Task requirements -> The expected output is every entry, copied exactly.
--*--
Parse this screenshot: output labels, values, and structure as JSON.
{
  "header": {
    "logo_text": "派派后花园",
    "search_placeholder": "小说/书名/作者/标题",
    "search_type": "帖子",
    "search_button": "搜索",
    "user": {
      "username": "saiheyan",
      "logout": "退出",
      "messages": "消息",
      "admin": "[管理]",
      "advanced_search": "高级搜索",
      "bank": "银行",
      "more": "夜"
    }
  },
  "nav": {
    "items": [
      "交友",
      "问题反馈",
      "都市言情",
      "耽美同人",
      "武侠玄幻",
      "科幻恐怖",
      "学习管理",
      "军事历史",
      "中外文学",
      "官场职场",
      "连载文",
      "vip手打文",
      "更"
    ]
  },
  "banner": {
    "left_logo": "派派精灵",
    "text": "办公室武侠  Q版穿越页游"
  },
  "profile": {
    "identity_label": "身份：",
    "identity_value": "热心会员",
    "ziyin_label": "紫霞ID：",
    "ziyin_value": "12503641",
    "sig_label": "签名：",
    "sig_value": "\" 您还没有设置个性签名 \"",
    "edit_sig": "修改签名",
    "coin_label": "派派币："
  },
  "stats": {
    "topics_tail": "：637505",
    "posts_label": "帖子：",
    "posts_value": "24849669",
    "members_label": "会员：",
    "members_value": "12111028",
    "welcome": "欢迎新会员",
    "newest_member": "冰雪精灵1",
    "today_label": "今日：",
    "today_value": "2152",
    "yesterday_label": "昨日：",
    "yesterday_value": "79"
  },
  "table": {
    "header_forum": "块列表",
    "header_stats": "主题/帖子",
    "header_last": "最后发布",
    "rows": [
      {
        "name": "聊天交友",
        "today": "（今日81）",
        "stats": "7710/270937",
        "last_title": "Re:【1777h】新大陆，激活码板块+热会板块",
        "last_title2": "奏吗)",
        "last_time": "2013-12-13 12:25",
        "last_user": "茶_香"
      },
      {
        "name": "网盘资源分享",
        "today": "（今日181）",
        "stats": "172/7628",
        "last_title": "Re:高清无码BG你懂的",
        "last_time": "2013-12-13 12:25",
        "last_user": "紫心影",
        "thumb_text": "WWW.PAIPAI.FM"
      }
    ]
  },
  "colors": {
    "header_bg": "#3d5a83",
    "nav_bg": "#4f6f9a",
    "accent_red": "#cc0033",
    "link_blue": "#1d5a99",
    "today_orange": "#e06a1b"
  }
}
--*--
Solution to this exercise ->
Parse this screenshot: output labels, values, and structure as JSON.
{
  "header": {
    "logo_text": "派派后花园",
    "search_placeholder": "小说/书名/作者/标题",
    "search_type": "帖子",
    "search_button": "搜索",
    "user": {
      "username": "saiheyan",
      "logout": "退出",
      "messages": "消息",
      "admin": "[管理]",
      "advanced_search": "高级搜索",
      "bank": "银行",
      "more": "夜"
    }
  },
  "nav": {
    "items": [
      "交友",
      "问题反馈",
      "都市言情",
      "耽美同人",
      "武侠玄幻",
      "科幻恐怖",
      "学习管理",
      "军事历史",
      "中外文学",
      "官场职场",
      "连载文",
      "vip手打文",
      "更"
    ]
  },
  "banner": {
    "left_logo": "派派精灵",
    "text": "办公室武侠  Q版穿越页游"
  },
  "profile": {
    "identity_label": "身份：",
    "identity_value": "热心会员",
    "ziyin_label": "紫霞ID：",
    "ziyin_value": "12503641",
    "sig_label": "签名：",
    "sig_value": "\" 您还没有设置个性签名 \"",
    "edit_sig": "修改签名",
    "coin_label": "派派币："
  },
  "stats": {
    "topics_tail": "：637505",
    "posts_label": "帖子：",
    "posts_value": "24849669",
    "members_label": "会员：",
    "members_value": "12111028",
    "welcome": "欢迎新会员",
    "newest_member": "冰雪精灵1",
    "today_label": "今日：",
    "today_value": "2152",
    "yesterday_label": "昨日：",
    "yesterday_value": "79"
  },
  "table": {
    "header_forum": "块列表",
    "header_stats": "主题/帖子",
    "header_last": "最后发布",
    "rows": [
      {
        "name": "聊天交友",
        "today": "（今日81）",
        "stats": "7710/270937",
        "last_title": "Re:【1777h】新大陆，激活码板块+热会板块",
        "last_title2": "奏吗)",
        "last_time": "2013-12-13 12:25",
        "last_user": "茶_香"
      },
      {
        "name": "网盘资源分享",
        "today": "（今日181）",
        "stats": "172/7628",
        "last_title": "Re:高清无码BG你懂的",
        "last_time": "2013-12-13 12:25",
        "last_user": "紫心影",
        "thumb_text": "WWW.PAIPAI.FM"
      }
    ]
  },
  "colors": {
    "header_bg": "#3d5a83",
    "nav_bg": "#4f6f9a",
    "accent_red": "#cc0033",
    "link_blue": "#1d5a99",
    "today_orange": "#e06a1b"
  }
}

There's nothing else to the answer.